That's one of my work-mate's favourite sayings when he visits a client in dire need of a culture change.
The saying relates to inefficient work patterns, rather than the temptation around sharp weapons and your boss's jugular. For those of you who have worked in teams and even organisations where this 'too busy' culture flourishes, I can certainly commiserate - it's not fun.
Nowadays there are some pretty technical approaches available to help organisations 'sharpen the axe' and improve their processes. You can even go to university and study some of them for years.
Process improvement is not rocket science. Get a group of the right people into a room with a decent facilitator, and start talking. Ideas, debates, suggestions will all flow.

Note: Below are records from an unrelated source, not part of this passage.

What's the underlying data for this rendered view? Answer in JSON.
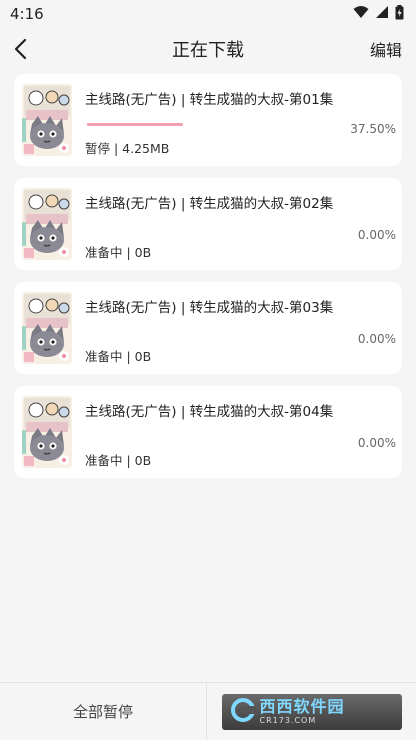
{
  "status_bar": {
    "time": "4:16"
  },
  "header": {
    "title": "正在下载",
    "edit_label": "编辑"
  },
  "downloads": [
    {
      "title": "主线路(无广告) | 转生成猫的大叔-第01集",
      "status": "暂停 | 4.25MB",
      "percent": "37.50%",
      "progress": 0.375
    },
    {
      "title": "主线路(无广告) | 转生成猫的大叔-第02集",
      "status": "准备中 | 0B",
      "percent": "0.00%",
      "progress": 0
    },
    {
      "title": "主线路(无广告) | 转生成猫的大叔-第03集",
      "status": "准备中 | 0B",
      "percent": "0.00%",
      "progress": 0
    },
    {
      "title": "主线路(无广告) | 转生成猫的大叔-第04集",
      "status": "准备中 | 0B",
      "percent": "0.00%",
      "progress": 0
    }
  ],
  "footer": {
    "pause_all_label": "全部暂停"
  },
  "watermark": {
    "main": "西西软件园",
    "sub": "CR173.COM"
  },
  "colors": {
    "progress_fill": "#f0a0b0",
    "progress_track": "#f3c7cf",
    "watermark_accent": "#7fd8ff"
  }
}
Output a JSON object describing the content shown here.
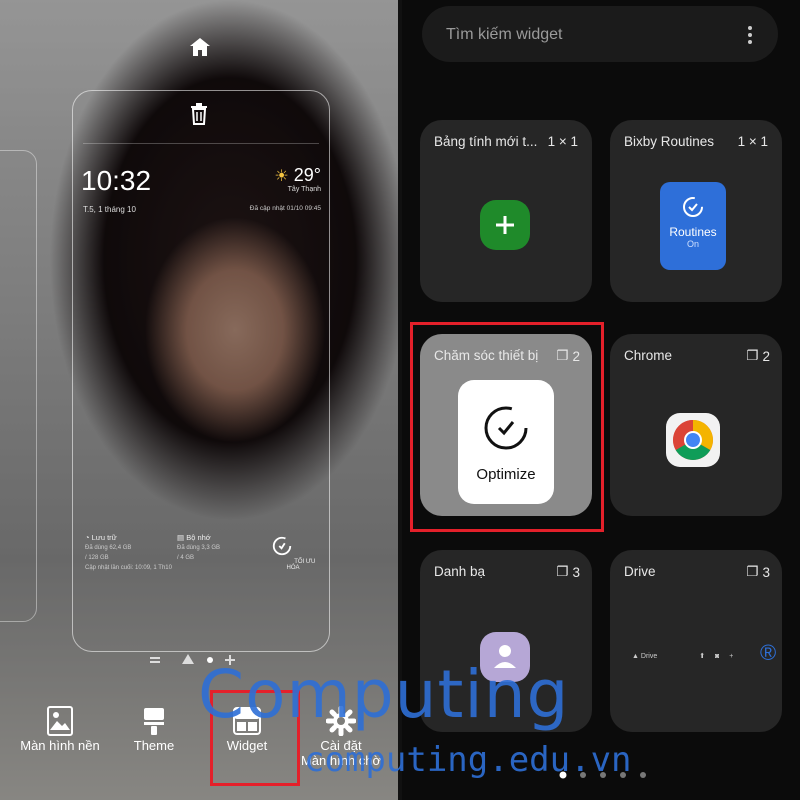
{
  "left": {
    "preview": {
      "time": "10:32",
      "date": "T.5, 1 tháng 10",
      "temperature": "29°",
      "location": "Tây Thạnh",
      "updated": "Đã cập nhật 01/10 09:45",
      "storage_label": "Lưu trữ",
      "storage_used": "Đã dùng 62,4 GB",
      "storage_total": "/ 128 GB",
      "memory_label": "Bộ nhớ",
      "memory_used": "Đã dùng 3,3 GB",
      "memory_total": "/ 4 GB",
      "last_update": "Cập nhật lần cuối: 10:09, 1 Th10",
      "optimize_label": "TỐI ƯU HÓA"
    },
    "nav": [
      {
        "label": "Màn hình nền",
        "icon": "image-icon"
      },
      {
        "label": "Theme",
        "icon": "brush-icon"
      },
      {
        "label": "Widget",
        "icon": "widget-icon"
      },
      {
        "label_line1": "Cài đặt",
        "label_line2": "Màn hình chờ",
        "icon": "gear-icon"
      }
    ]
  },
  "right": {
    "search_placeholder": "Tìm kiếm widget",
    "widgets": [
      {
        "title": "Bảng tính mới t...",
        "size": "1 × 1"
      },
      {
        "title": "Bixby Routines",
        "size": "1 × 1",
        "tile_label": "Routines",
        "tile_sub": "On"
      },
      {
        "title": "Chăm sóc thiết bị",
        "count": "2",
        "tile_label": "Optimize"
      },
      {
        "title": "Chrome",
        "count": "2"
      },
      {
        "title": "Danh bạ",
        "count": "3"
      },
      {
        "title": "Drive",
        "count": "3",
        "bar_label": "Drive"
      }
    ]
  },
  "watermark": {
    "brand": "Computing",
    "reg": "®",
    "url": "computing.edu.vn"
  },
  "colors": {
    "highlight": "#e4202a",
    "routines_blue": "#2e6fd9",
    "plus_green": "#1f8a2a",
    "watermark_blue": "#2e6fd6"
  }
}
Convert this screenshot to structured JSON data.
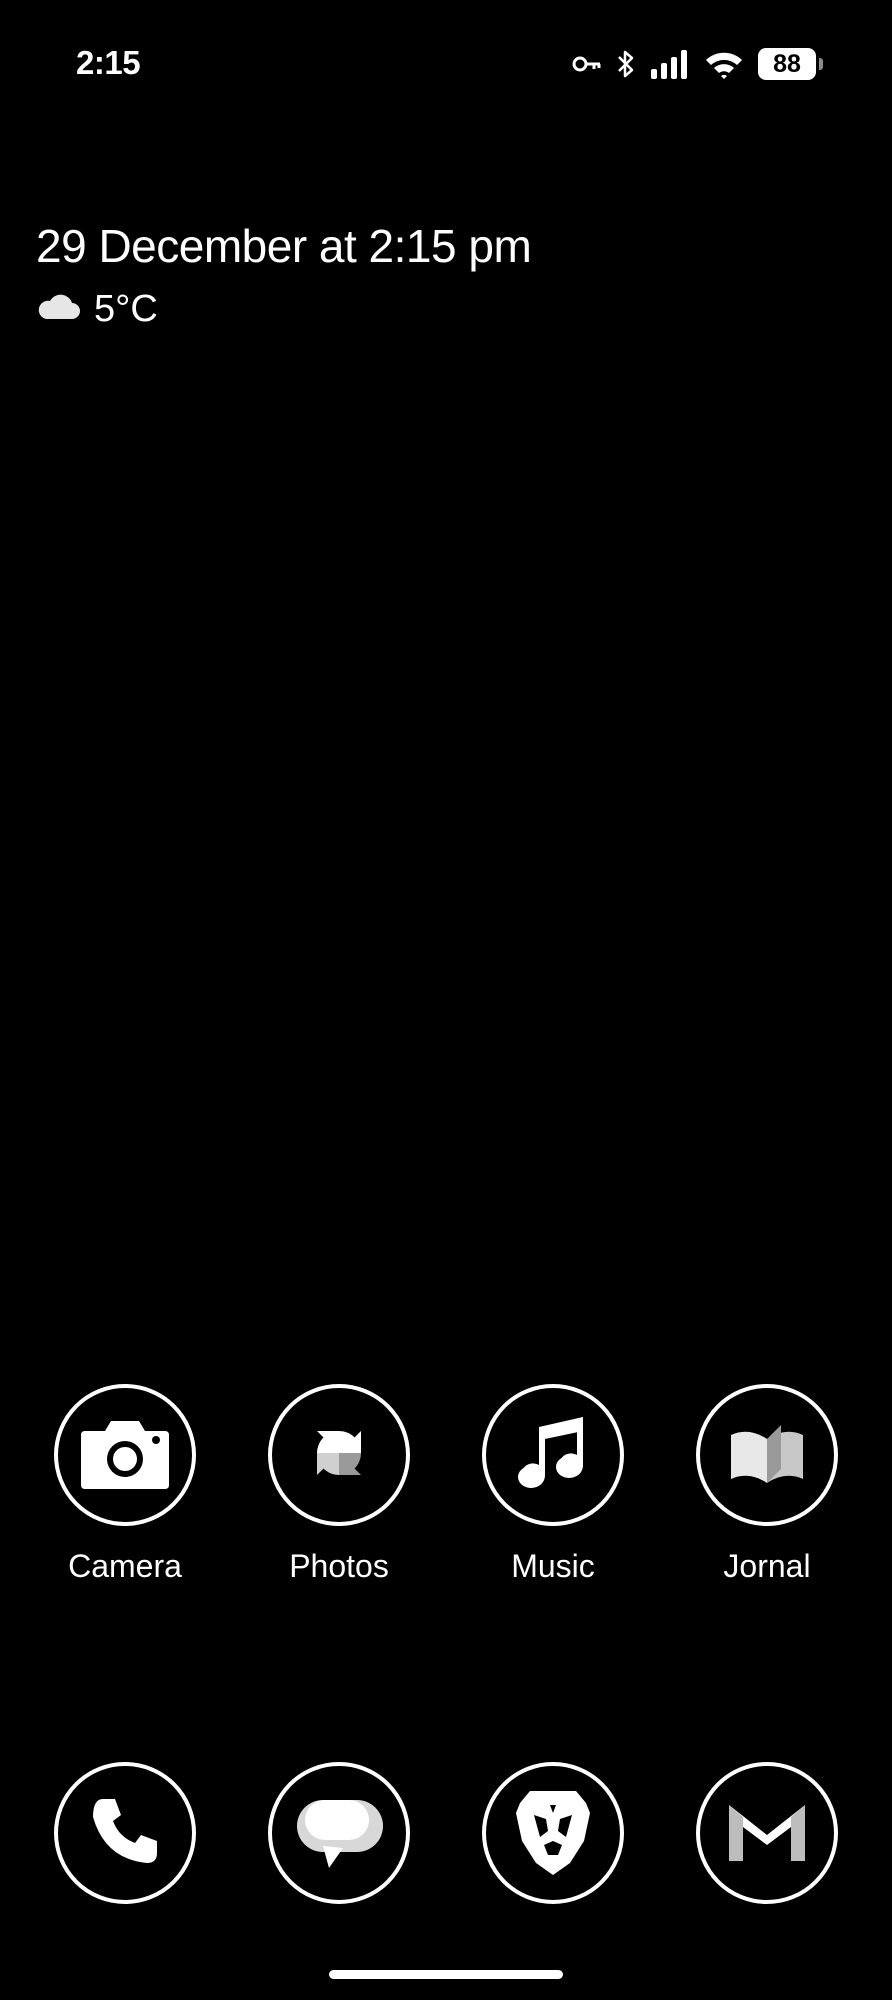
{
  "status_bar": {
    "time": "2:15",
    "battery_level": "88",
    "icons": [
      "vpn-key-icon",
      "bluetooth-icon",
      "cellular-signal-icon",
      "wifi-icon",
      "battery-icon"
    ]
  },
  "widget": {
    "date_text": "29 December at 2:15 pm",
    "temperature": "5°C",
    "weather_icon": "cloud-icon"
  },
  "apps": {
    "row1": [
      {
        "label": "Camera",
        "icon": "camera-icon"
      },
      {
        "label": "Photos",
        "icon": "pinwheel-photos-icon"
      },
      {
        "label": "Music",
        "icon": "music-note-icon"
      },
      {
        "label": "Jornal",
        "icon": "open-book-icon"
      }
    ],
    "dock": [
      {
        "icon": "phone-icon"
      },
      {
        "icon": "messages-bubble-icon"
      },
      {
        "icon": "brave-lion-icon"
      },
      {
        "icon": "gmail-icon"
      }
    ]
  },
  "colors": {
    "background": "#000000",
    "foreground": "#ffffff"
  }
}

Many of us are in this game of process improvement because of the buzz you get when teams realise a problem themselves then pitch solutions - it's a cool feeling.
Here are a couple of suggestions to help you climb out of a culture of ineffective 'busy-ness'.
1. It's as much 'heart' as it is science. That's why we seek buy in. People don't just buy on facts, they buy on emotion, trust and desire to succeed amongst their peers. Create a sense of urgency to get people on-board to fix this very real problem.
2. Processify process improvement. Compared to how we track, manage, improve other assets like say, our people, we're pretty laissez-faire with processes. Build permanent machinery around improvement to make it happen. Where is your central process repository? Which people in your organisation are responsible for process improvement - have actual names. How often does your 'process excellence group' meet to track targets? Annual staff performance reviews are compulsory. What about process reviews?
There are lots of other tips that work too, this is one of our favourite standing topics at our annual user conferences. Please leave a comment if you have ideas to share.